• Element data from apps and pages:
-- Opening Marker --
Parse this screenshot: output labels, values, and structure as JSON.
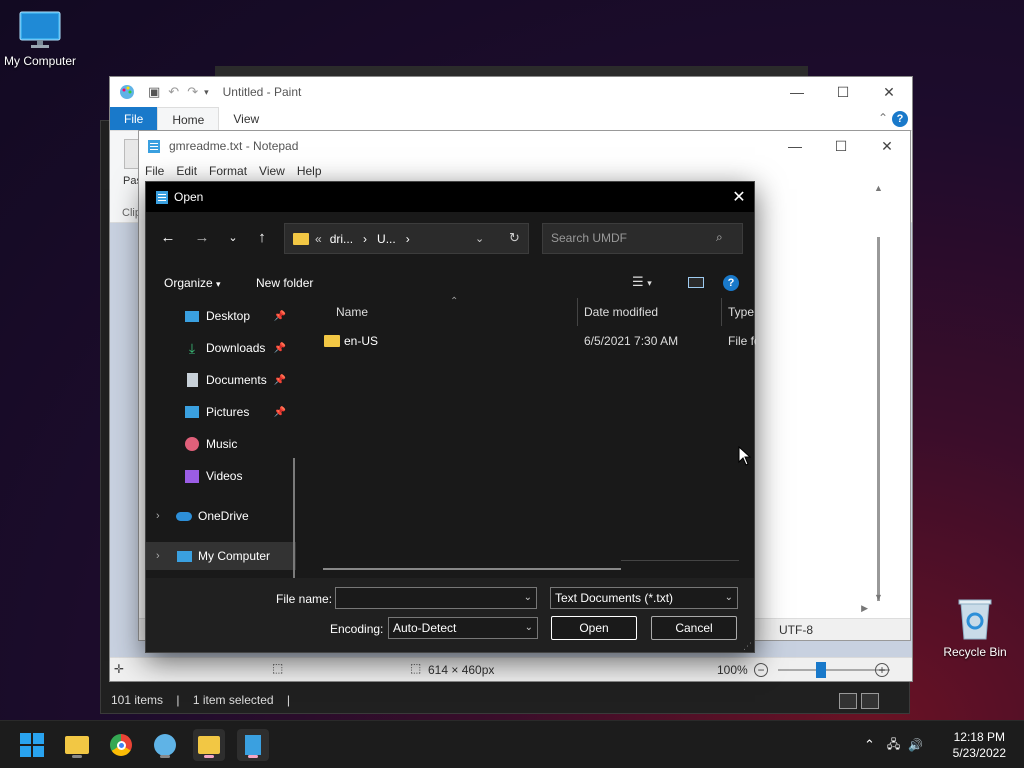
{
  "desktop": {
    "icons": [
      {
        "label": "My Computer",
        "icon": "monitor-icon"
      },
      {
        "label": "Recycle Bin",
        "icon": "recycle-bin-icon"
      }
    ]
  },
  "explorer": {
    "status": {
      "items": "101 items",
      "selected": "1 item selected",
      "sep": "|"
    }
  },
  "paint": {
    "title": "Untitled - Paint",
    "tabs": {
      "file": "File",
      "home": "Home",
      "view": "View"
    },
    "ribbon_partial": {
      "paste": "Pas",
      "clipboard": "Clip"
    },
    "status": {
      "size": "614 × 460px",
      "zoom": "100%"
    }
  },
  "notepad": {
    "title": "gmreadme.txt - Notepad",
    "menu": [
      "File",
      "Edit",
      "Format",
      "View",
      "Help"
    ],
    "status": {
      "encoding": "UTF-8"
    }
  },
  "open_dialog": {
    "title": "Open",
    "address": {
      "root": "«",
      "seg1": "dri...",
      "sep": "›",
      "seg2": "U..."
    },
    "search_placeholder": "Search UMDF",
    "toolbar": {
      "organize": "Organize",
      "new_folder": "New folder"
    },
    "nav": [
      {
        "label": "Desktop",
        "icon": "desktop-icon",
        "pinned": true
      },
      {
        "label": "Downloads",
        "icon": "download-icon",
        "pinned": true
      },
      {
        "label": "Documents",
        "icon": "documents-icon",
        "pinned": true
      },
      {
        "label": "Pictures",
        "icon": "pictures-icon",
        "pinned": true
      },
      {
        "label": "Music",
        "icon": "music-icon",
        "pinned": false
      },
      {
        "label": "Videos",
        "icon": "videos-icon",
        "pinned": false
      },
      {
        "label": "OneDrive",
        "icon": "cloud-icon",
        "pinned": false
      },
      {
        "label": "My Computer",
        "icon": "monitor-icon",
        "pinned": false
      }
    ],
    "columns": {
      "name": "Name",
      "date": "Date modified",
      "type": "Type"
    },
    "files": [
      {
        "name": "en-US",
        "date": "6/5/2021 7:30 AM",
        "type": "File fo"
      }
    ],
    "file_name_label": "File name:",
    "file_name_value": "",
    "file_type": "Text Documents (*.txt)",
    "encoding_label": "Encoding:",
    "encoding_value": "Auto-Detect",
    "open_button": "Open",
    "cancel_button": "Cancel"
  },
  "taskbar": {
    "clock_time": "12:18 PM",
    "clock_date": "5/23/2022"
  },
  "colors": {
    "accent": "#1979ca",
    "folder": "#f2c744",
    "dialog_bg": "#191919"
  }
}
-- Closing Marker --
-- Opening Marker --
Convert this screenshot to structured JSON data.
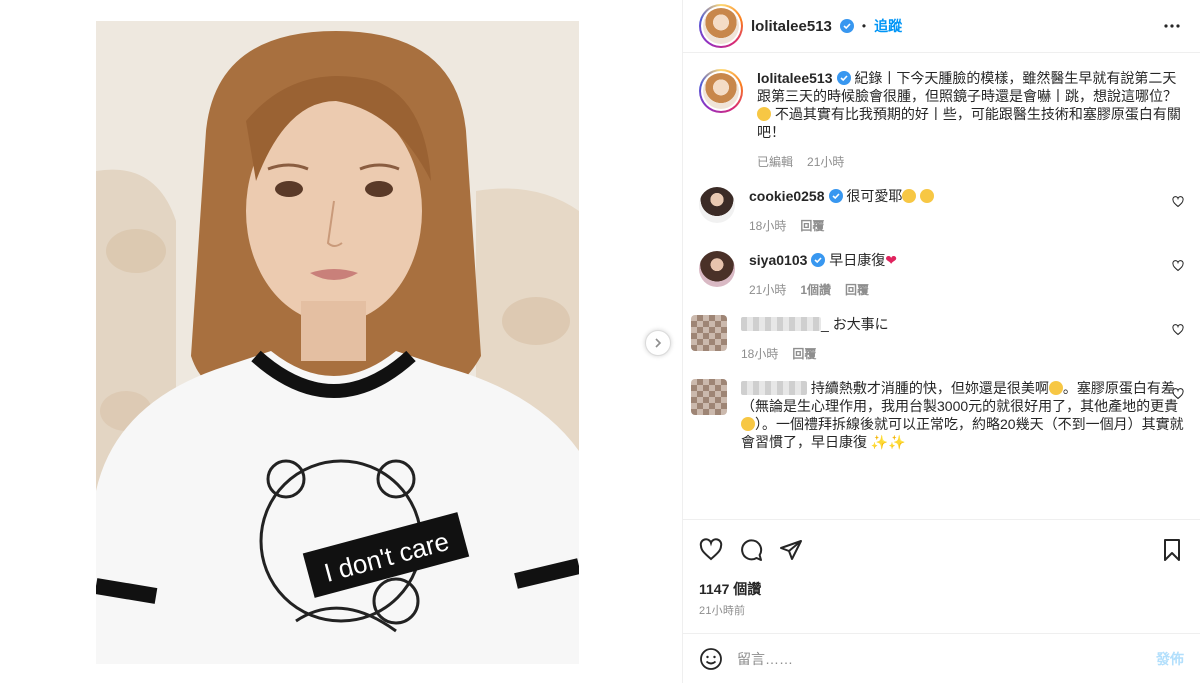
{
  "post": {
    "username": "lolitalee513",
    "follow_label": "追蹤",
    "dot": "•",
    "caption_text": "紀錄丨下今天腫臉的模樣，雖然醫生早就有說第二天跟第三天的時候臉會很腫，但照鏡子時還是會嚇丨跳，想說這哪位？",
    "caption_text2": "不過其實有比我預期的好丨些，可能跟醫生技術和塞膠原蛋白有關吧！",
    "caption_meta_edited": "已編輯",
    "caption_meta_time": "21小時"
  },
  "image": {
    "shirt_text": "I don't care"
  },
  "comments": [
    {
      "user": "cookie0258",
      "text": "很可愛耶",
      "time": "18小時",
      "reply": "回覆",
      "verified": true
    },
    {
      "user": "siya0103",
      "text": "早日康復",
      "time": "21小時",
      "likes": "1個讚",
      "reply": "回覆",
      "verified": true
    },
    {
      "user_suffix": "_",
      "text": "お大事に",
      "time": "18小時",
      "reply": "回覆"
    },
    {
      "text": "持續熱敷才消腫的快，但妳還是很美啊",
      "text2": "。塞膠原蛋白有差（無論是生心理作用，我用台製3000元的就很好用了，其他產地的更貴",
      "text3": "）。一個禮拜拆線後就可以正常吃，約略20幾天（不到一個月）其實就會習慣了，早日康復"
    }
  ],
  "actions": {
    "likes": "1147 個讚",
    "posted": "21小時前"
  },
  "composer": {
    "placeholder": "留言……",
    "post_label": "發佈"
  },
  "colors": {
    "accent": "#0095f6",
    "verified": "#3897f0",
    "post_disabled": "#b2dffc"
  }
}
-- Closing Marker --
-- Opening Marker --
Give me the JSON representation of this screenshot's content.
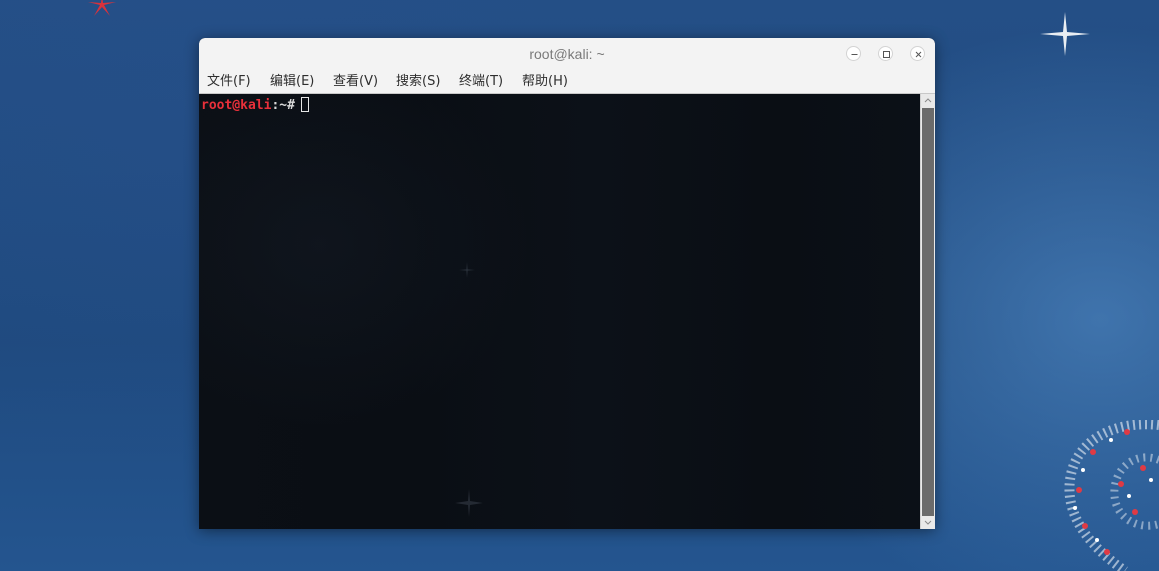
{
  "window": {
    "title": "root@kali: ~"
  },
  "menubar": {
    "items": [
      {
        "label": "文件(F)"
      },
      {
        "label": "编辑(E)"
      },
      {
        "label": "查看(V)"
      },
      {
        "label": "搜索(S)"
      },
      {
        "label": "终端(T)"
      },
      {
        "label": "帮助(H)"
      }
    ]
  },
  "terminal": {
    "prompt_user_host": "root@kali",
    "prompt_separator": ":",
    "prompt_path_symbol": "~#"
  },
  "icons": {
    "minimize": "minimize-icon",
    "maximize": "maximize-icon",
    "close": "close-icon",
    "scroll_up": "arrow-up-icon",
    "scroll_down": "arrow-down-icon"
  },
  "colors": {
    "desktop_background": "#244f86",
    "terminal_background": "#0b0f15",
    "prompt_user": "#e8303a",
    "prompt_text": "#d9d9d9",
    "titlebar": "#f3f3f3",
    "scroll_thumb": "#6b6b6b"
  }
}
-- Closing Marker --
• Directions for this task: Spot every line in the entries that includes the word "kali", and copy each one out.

• Output of the exercise:
    "title": "root@kali: ~"
    "prompt_user_host": "root@kali",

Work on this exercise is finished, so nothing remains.